Whether you're planning a home addition or looking towards the construction of a brand new home, you must choose a trustworthy and competent contractor. Failure to do so can cost you exorbitant amounts of money while also preventing work from being done to your complete satisfaction. To ensure you're completely happy with the finished project, Urbo.com recommends looking out for the following red flags when speaking with contractors about your construction needs.
Indoor mold can result from plumbing leaks, roof defects, and many other occurrences within the home. Not only can it cause damage, it also has an effect on your family's health, especially those who already experience respiratory issues. The Centers for Disease Control and Prevention explains the dangers of mold in the home and how you can prevent it.
Out of sight, out of mind certainly doesn't apply to your home's foundation. The foundation is a major component of new home construction. When there are problems with the foundation, solutions are often expensive. Fortunately, many foundational issues provide specific visual cues that should be readily apparent to inhabitants of a home. If you're concerned about the stability of a newly built home, Realtor.com recommends looking for the following signs of a faulty foundation.
Construction managers are the backbone for projects large and small. To ensure the construction process progresses smoothly and doesn't encounter any significant snags, the manager must be involved in numerous aspects of the job. That's why it's vital that a construction manager has certain characteristics, which greatly increase the chance of success. The Balance explains what you should look for when hiring a construction manager.

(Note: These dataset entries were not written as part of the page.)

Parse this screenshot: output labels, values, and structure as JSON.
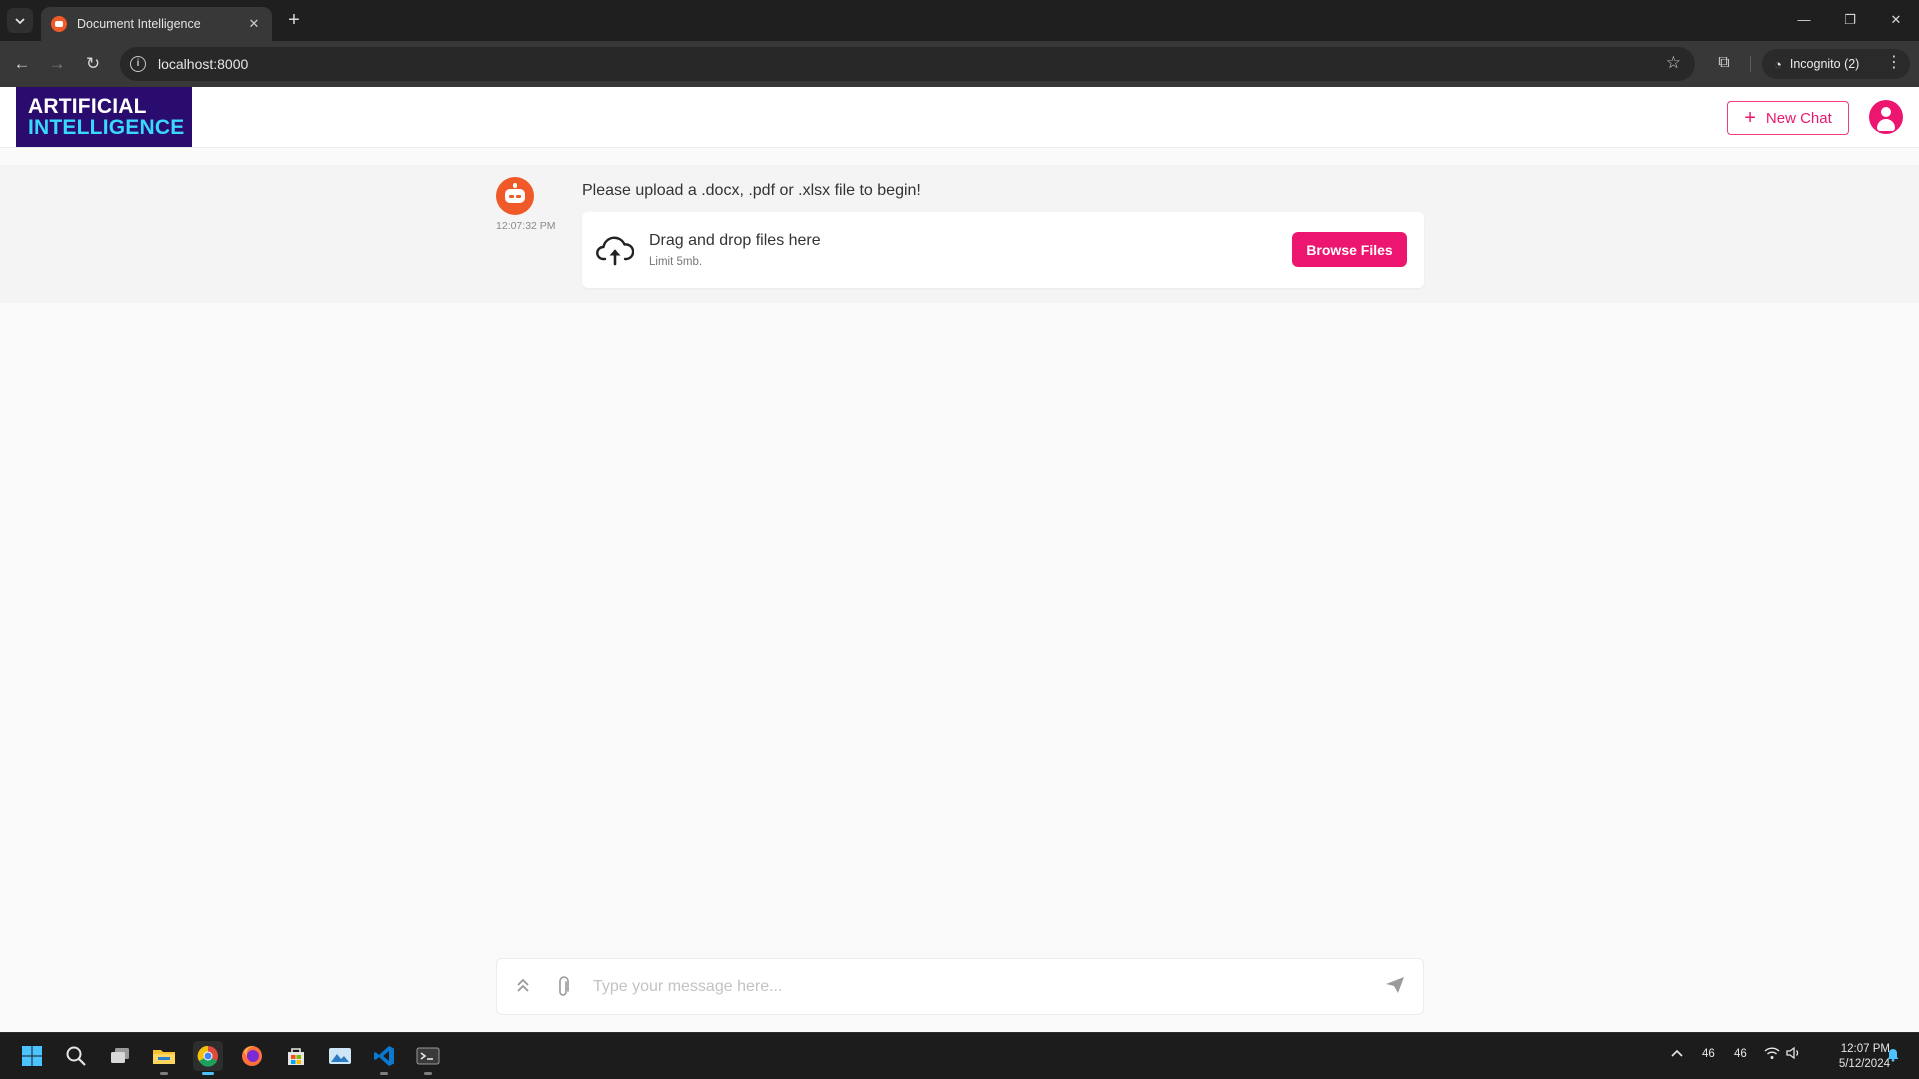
{
  "browser": {
    "tab_title": "Document Intelligence",
    "url": "localhost:8000",
    "incognito_label": "Incognito (2)"
  },
  "app": {
    "logo_line1": "ARTIFICIAL",
    "logo_line2": "INTELLIGENCE",
    "new_chat_label": "New Chat",
    "colors": {
      "accent": "#ec1670",
      "bot": "#f05a28",
      "logo_bg": "#2a0b6e",
      "logo_highlight": "#3ad7ff"
    }
  },
  "chat": {
    "messages": [
      {
        "sender": "bot",
        "time": "12:07:32 PM",
        "text": "Please upload a .docx, .pdf or .xlsx file to begin!"
      }
    ],
    "upload": {
      "title": "Drag and drop files here",
      "limit": "Limit 5mb.",
      "button": "Browse Files"
    }
  },
  "composer": {
    "placeholder": "Type your message here..."
  },
  "taskbar": {
    "tray_value_1": "46",
    "tray_value_2": "46",
    "time": "12:07 PM",
    "date": "5/12/2024"
  }
}
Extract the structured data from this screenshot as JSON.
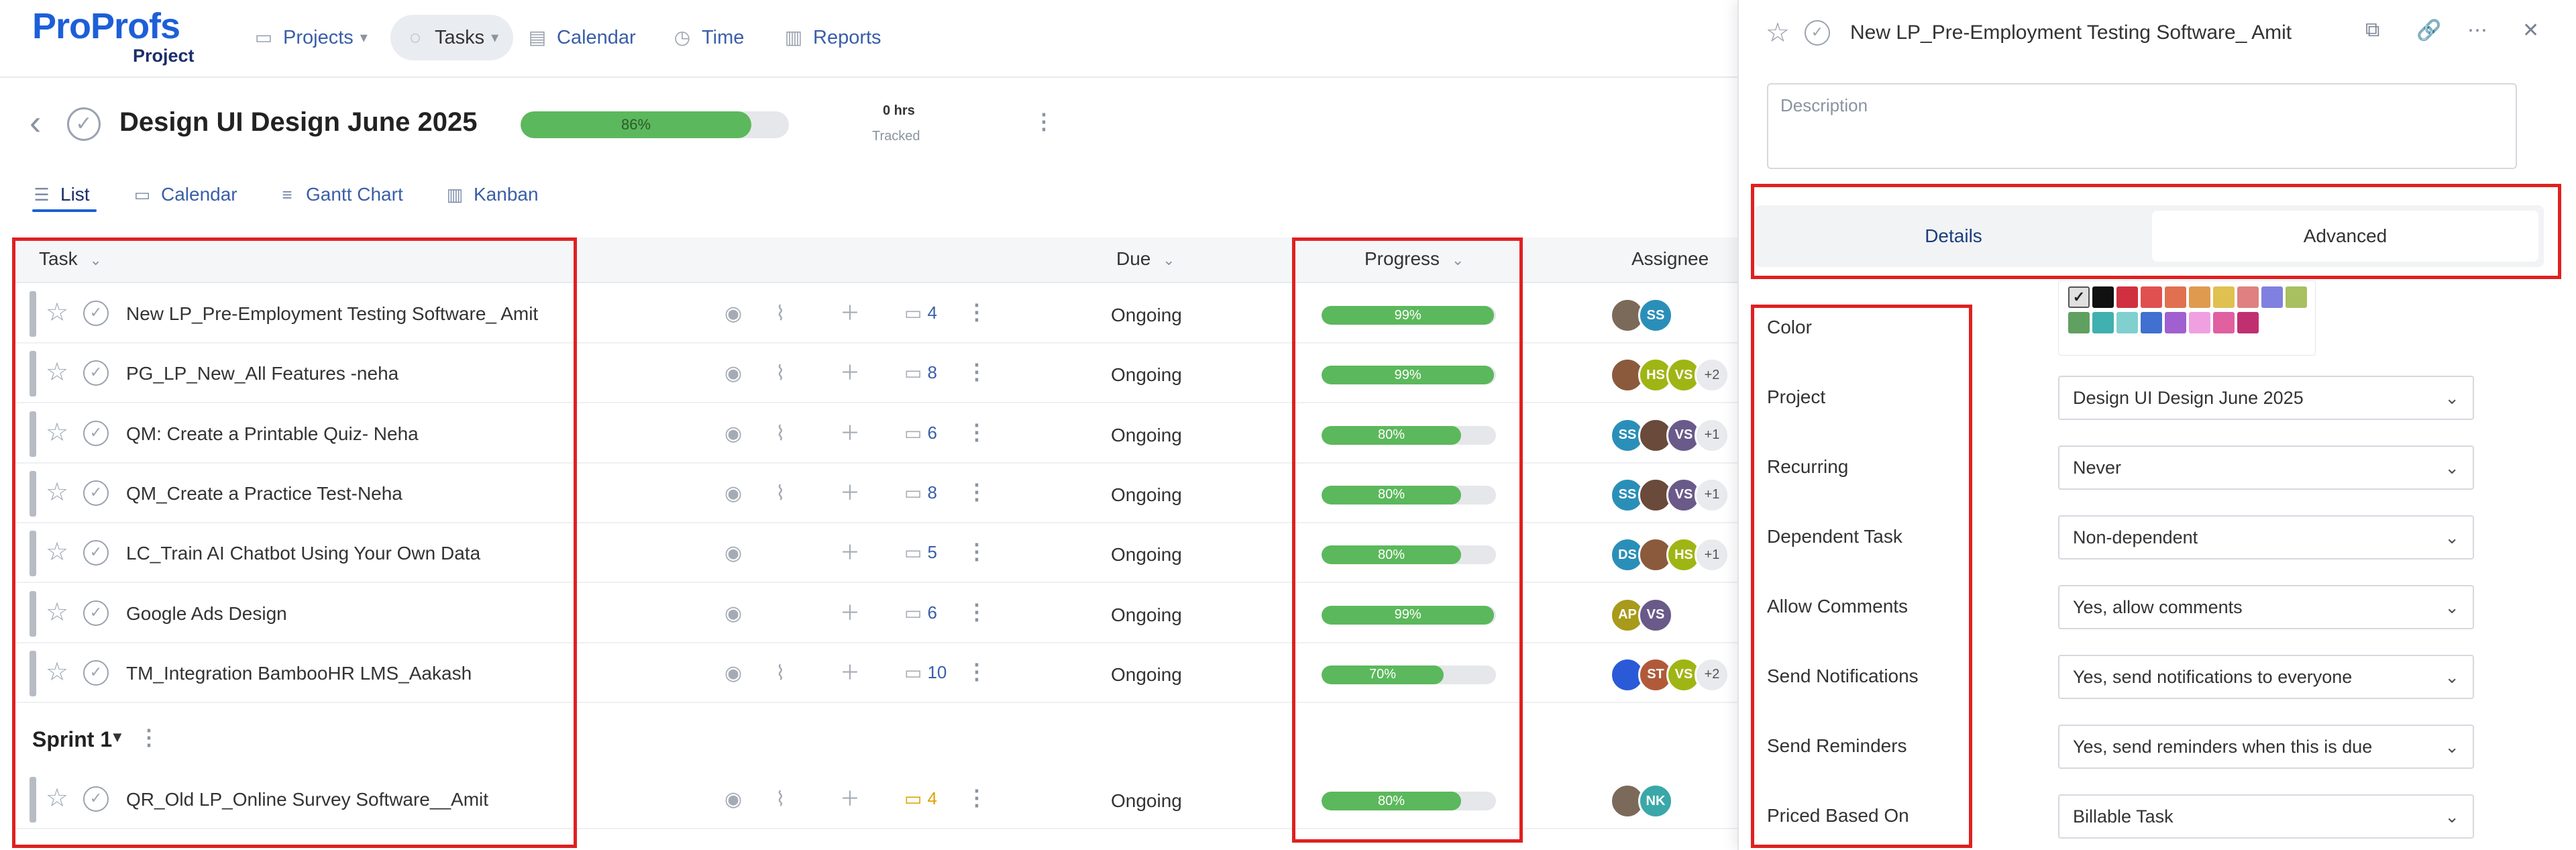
{
  "nav": {
    "logo_pro": "Pro",
    "logo_profs": "Profs",
    "logo_sub": "Project",
    "items": [
      {
        "label": "Projects",
        "icon": "briefcase-icon",
        "caret": "▾"
      },
      {
        "label": "Tasks",
        "icon": "check-circle-icon",
        "caret": "▾"
      },
      {
        "label": "Calendar",
        "icon": "calendar-icon"
      },
      {
        "label": "Time",
        "icon": "clock-icon"
      },
      {
        "label": "Reports",
        "icon": "bar-chart-icon"
      }
    ]
  },
  "project": {
    "title": "Design UI Design June 2025",
    "progress_label": "86%",
    "progress": 86,
    "tracked_hours": "0 hrs",
    "tracked_label": "Tracked"
  },
  "view_tabs": [
    {
      "label": "List",
      "icon": "list-icon"
    },
    {
      "label": "Calendar",
      "icon": "calendar-icon"
    },
    {
      "label": "Gantt Chart",
      "icon": "gantt-icon"
    },
    {
      "label": "Kanban",
      "icon": "kanban-icon"
    }
  ],
  "table": {
    "headers": {
      "task": "Task",
      "due": "Due",
      "progress": "Progress",
      "assignee": "Assignee"
    },
    "rows": [
      {
        "name": "New LP_Pre-Employment Testing Software_ Amit",
        "comments": "4",
        "due": "Ongoing",
        "progress_label": "99%",
        "progress": 99,
        "assignees": [
          {
            "initials": "",
            "color": "#7b6a5a"
          },
          {
            "initials": "SS",
            "color": "#2a8fb8"
          }
        ],
        "more": ""
      },
      {
        "name": "PG_LP_New_All Features -neha",
        "comments": "8",
        "due": "Ongoing",
        "progress_label": "99%",
        "progress": 99,
        "assignees": [
          {
            "initials": "",
            "color": "#8b5a3c"
          },
          {
            "initials": "HS",
            "color": "#9fb514"
          },
          {
            "initials": "VS",
            "color": "#9fb514"
          }
        ],
        "more": "+2"
      },
      {
        "name": "QM: Create a Printable Quiz- Neha",
        "comments": "6",
        "due": "Ongoing",
        "progress_label": "80%",
        "progress": 80,
        "assignees": [
          {
            "initials": "SS",
            "color": "#2a8fb8"
          },
          {
            "initials": "",
            "color": "#6a4a3a"
          },
          {
            "initials": "VS",
            "color": "#6a5a8a"
          }
        ],
        "more": "+1"
      },
      {
        "name": "QM_Create a Practice Test-Neha",
        "comments": "8",
        "due": "Ongoing",
        "progress_label": "80%",
        "progress": 80,
        "assignees": [
          {
            "initials": "SS",
            "color": "#2a8fb8"
          },
          {
            "initials": "",
            "color": "#6a4a3a"
          },
          {
            "initials": "VS",
            "color": "#6a5a8a"
          }
        ],
        "more": "+1"
      },
      {
        "name": "LC_Train AI Chatbot Using Your Own Data",
        "comments": "5",
        "due": "Ongoing",
        "progress_label": "80%",
        "progress": 80,
        "assignees": [
          {
            "initials": "DS",
            "color": "#2a8fb8"
          },
          {
            "initials": "",
            "color": "#8b5a3c"
          },
          {
            "initials": "HS",
            "color": "#9fb514"
          }
        ],
        "more": "+1"
      },
      {
        "name": "Google Ads Design",
        "comments": "6",
        "due": "Ongoing",
        "progress_label": "99%",
        "progress": 99,
        "assignees": [
          {
            "initials": "AP",
            "color": "#a89a1a"
          },
          {
            "initials": "VS",
            "color": "#6a5a8a"
          }
        ],
        "more": ""
      },
      {
        "name": "TM_Integration BambooHR LMS_Aakash",
        "comments": "10",
        "due": "Ongoing",
        "progress_label": "70%",
        "progress": 70,
        "assignees": [
          {
            "initials": "",
            "color": "#2a5ad8"
          },
          {
            "initials": "ST",
            "color": "#b05a3a"
          },
          {
            "initials": "VS",
            "color": "#9fb514"
          }
        ],
        "more": "+2"
      }
    ],
    "sprint": {
      "label": "Sprint 1",
      "caret": "▼"
    },
    "sprint_rows": [
      {
        "name": "QR_Old LP_Online Survey Software__Amit",
        "comments": "4",
        "due": "Ongoing",
        "progress_label": "80%",
        "progress": 80,
        "assignees": [
          {
            "initials": "",
            "color": "#7b6a5a"
          },
          {
            "initials": "NK",
            "color": "#3aa8a8"
          }
        ],
        "more": ""
      }
    ]
  },
  "panel": {
    "title": "New LP_Pre-Employment Testing Software_ Amit",
    "description_placeholder": "Description",
    "tabs": {
      "details": "Details",
      "advanced": "Advanced"
    },
    "swatch_colors": [
      "#e0e0e0",
      "#111111",
      "#d03040",
      "#e05050",
      "#e07050",
      "#e09a50",
      "#e0c050",
      "#e08080",
      "#8080e0",
      "#a8c060",
      "#60a060",
      "#40b0b0",
      "#80d0d0",
      "#4070d0",
      "#a060d0",
      "#f0a0e0",
      "#e060a0",
      "#c03070"
    ],
    "fields": [
      {
        "label": "Color"
      },
      {
        "label": "Project",
        "value": "Design UI Design June 2025"
      },
      {
        "label": "Recurring",
        "value": "Never"
      },
      {
        "label": "Dependent Task",
        "value": "Non-dependent"
      },
      {
        "label": "Allow Comments",
        "value": "Yes, allow comments"
      },
      {
        "label": "Send Notifications",
        "value": "Yes, send notifications to everyone"
      },
      {
        "label": "Send Reminders",
        "value": "Yes, send reminders when this is due"
      },
      {
        "label": "Priced Based On",
        "value": "Billable Task"
      }
    ]
  },
  "colors": {
    "accent": "#1d5fd8",
    "progress": "#5cb85c",
    "annotation": "#e02020"
  }
}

As someone who owns a construction company, you probably face a number of stressors on a daily basis. Unfortunately, even when construction companies completely fulfill the expectations of their clients, things can go wrong. For example, a property owner may fail to pay for work that has been completed, which can generate high levels of stress and uncertainty or even interfere with a construction company's ability to move forward. In these instances, someone may decide to move forward with a lawsuit, whether they are a contractor or run a sizable construction firm.
As the owner of a construction company, you may wonder how you can protect yourself against litigation from an unhappy customer in North Carolina. One option you have is professional liability insurance. However, you should understand what this will and will not cover because it cannot protect you in many situations. Once you understand this, it can help you to ensure you do have the right insurance coverage to protect your business.
If you're thinking about improving your home in North Carolina, you know that finding the right contractor is essential. After all, you'll be spending a lot of money to renovate your property, and before making any decisions you want to be sure of a quality product. To help you avoid serious issues with construction litigation down the line, How Stuff Works recommends looking for the following red flags.
Many of the issues you may have on a North Carolina construction site can stem from the subcontractors you hire. That is why it is so important to make good decisions when it comes to hiring people to work for you. You have to ensure they will do a good job, stay on schedule, stay on budget, and work well with you and others on the site.
As a North Carolina general contractor, getting new clients is an exciting experience. Starting a new project and doing the job well can boost your business' visibility. However, if it does not progress as planned, repercussions can be severe. The team at the Triangle Law Group has experience in assisting with complex construction disputes.
Home renovation is rarely easy. If your contractor performs subpar work, you're probably in search of a way to recover on the cost of improvements or have repairs made to restore your home. House Logic explains what you should do if your contractor isn't living up to his end of the bargain.